Two cases of acute myeloid leukemia with t(11;17) associated with varying morphology and immunophenotype: rearrangement of the MLL gene and a region proximal to the RAR alpha gene
ABSTRACT This report describes 2 cases of acute myeloid leukemia (AML), which based on the WHO classification would be classified as AML with an 11q23 (MLL) abnormality, but with contrasting morphologic and immunophenotypic profiles. One case had monocytic features (morphologically and immunophenotypically) with a t(11;17)(q23;q21), a previously identified variant translocation in acute promyelocytic leukemia (APL). The second case had morphologic and immunophenotypic features of APL associated with a t(11;17)(q23;q25). In both cases, fluorescence-in-situ hybridization (FISH) analysis demonstrated that the 11q23 breakpoint involved the MLL gene, but RARalpha was not involved in the 17q breakpoints. These cases illustrate the importance of FISH analysis to confirm the presence of a particular recurring rearrangement.
Full-textDOI: · Available from: Cherie Dunphy, Jan 04, 2014
SourceAvailable from: Rolf MarschalekThe Korean journal of hematology 12/2012; 47(4):307-8. DOI:10.5045/kjh.2012.47.4.307
[Show abstract] [Hide abstract]

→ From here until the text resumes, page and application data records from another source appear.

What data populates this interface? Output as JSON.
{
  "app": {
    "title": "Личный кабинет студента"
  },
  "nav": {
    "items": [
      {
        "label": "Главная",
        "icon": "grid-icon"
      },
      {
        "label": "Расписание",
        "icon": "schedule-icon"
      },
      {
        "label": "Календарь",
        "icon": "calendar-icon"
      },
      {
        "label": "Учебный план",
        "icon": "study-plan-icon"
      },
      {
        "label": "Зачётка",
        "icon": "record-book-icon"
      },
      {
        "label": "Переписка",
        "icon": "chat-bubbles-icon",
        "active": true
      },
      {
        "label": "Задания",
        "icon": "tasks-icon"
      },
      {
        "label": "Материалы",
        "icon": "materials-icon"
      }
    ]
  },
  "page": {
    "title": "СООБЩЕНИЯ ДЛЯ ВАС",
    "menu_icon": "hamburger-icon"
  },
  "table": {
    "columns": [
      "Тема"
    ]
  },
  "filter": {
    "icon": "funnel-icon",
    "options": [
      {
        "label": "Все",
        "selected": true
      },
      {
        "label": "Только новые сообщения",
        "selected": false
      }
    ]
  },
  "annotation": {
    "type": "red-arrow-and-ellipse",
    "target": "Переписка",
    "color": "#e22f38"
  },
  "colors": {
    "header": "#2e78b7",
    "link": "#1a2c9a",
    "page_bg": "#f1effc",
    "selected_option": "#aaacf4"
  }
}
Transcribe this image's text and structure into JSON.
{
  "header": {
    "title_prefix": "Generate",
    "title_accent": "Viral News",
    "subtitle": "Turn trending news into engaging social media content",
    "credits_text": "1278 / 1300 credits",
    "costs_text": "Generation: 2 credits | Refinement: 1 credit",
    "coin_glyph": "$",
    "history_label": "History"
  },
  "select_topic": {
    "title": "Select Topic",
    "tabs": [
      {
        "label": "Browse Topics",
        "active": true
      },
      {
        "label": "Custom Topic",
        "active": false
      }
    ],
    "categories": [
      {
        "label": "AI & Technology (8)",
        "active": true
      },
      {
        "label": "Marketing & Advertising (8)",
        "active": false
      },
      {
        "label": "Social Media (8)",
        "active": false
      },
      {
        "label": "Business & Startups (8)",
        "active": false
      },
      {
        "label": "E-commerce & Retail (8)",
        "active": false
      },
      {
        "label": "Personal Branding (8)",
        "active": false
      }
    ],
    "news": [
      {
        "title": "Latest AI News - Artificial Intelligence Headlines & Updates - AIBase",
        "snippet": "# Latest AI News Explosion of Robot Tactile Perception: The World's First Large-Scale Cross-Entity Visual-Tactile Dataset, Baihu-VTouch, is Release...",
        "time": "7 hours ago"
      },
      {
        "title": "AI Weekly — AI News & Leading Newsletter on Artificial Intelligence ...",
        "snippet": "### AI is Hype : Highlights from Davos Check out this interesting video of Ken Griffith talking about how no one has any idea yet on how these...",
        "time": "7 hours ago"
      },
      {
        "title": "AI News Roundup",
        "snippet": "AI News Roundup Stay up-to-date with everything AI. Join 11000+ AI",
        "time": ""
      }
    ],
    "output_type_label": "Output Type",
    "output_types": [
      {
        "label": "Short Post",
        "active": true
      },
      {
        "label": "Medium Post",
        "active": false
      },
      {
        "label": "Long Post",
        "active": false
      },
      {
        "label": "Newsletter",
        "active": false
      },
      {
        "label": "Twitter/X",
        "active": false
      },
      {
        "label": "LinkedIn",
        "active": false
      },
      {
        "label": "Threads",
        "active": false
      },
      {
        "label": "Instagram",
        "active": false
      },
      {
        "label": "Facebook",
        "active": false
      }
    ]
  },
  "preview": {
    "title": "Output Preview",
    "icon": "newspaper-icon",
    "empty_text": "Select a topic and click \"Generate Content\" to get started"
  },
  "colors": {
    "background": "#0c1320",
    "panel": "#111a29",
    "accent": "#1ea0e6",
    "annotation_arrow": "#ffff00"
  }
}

ABSTRACT: Clonal chromosome abnormalities are hallmarks of various cancer types. Non-random chromosome translocations have been identified in hematological malignancies over five decades due to their ability to yield informative metaphases. Among the various chromosome aberrations commonly found in different cancer types including deletions, duplications, and aneuploidy, balanced reciprocal translocations have been identified with remarkable specificity in hematological malignancies and soft tissue sarcomas. Recurrent chromosome aberrations are used as markers for diagnosis, prognosis, and treatment follow-up. The fusion and deregulated genes cloned from the site of translocation breakpoints are implicated in tumorigenesis. It has been well established that common molecular consequences of non-random reciprocal translocations result in the formation of a fusion gene from the breakpoints in the introns of two different genes on the same or different chromosome. Most of the fusion genes described in hematological malignancies are transcription factor genes and tyrosine kinases, conferring proliferative advantage to the leukemic clone.Cancer treatment and research 01/2009; 145:41-58. DOI:10.1007/978-0-387-69259-3_3
[Show abstract] [Hide abstract]
ABSTRACT: A 23-year-old male presented with pulmonary tuberculosis and swelling of both lower limbs. He was put on antitubercular treatment. Hemogram showed mild anemia and Pseudo Pelger-huet cells. The bone marrow (BM) examination showed 52% promyelocytes with regular round to oval nuclei, few granules and were positive for CD13 and CD33, and negative for HLA-DR. Cytogenetic analysis of the BM aspirate revealed an apparently balanced t(11;17)(q23;q21). Final diagnosis rendered was acute promyelocytic leukemia (APL) with t(11;17)(q23;q21); ZBTB16/RARA. APL is a distinct subtype of acute myeloid leukemia. The variant APL with t(11;17)(q23;q21) cases that are associated with the ZBTB16/RARA fusion gene have been reported as being resistant to all-trans-retinoic acid (ATRA). Therefore, differential diagnosis of variant APL with t(11;17)(q23;q12) from classical APL with t(15;17)(q22;q12); PML-RARA is very important. Here we have discussed the importance of distinct morphology of variant APL and also significance of rare presentation with tuberculosis.The Korean journal of hematology 09/2012; 47(3):229-32. DOI:10.5045/kjh.2012.47.3.229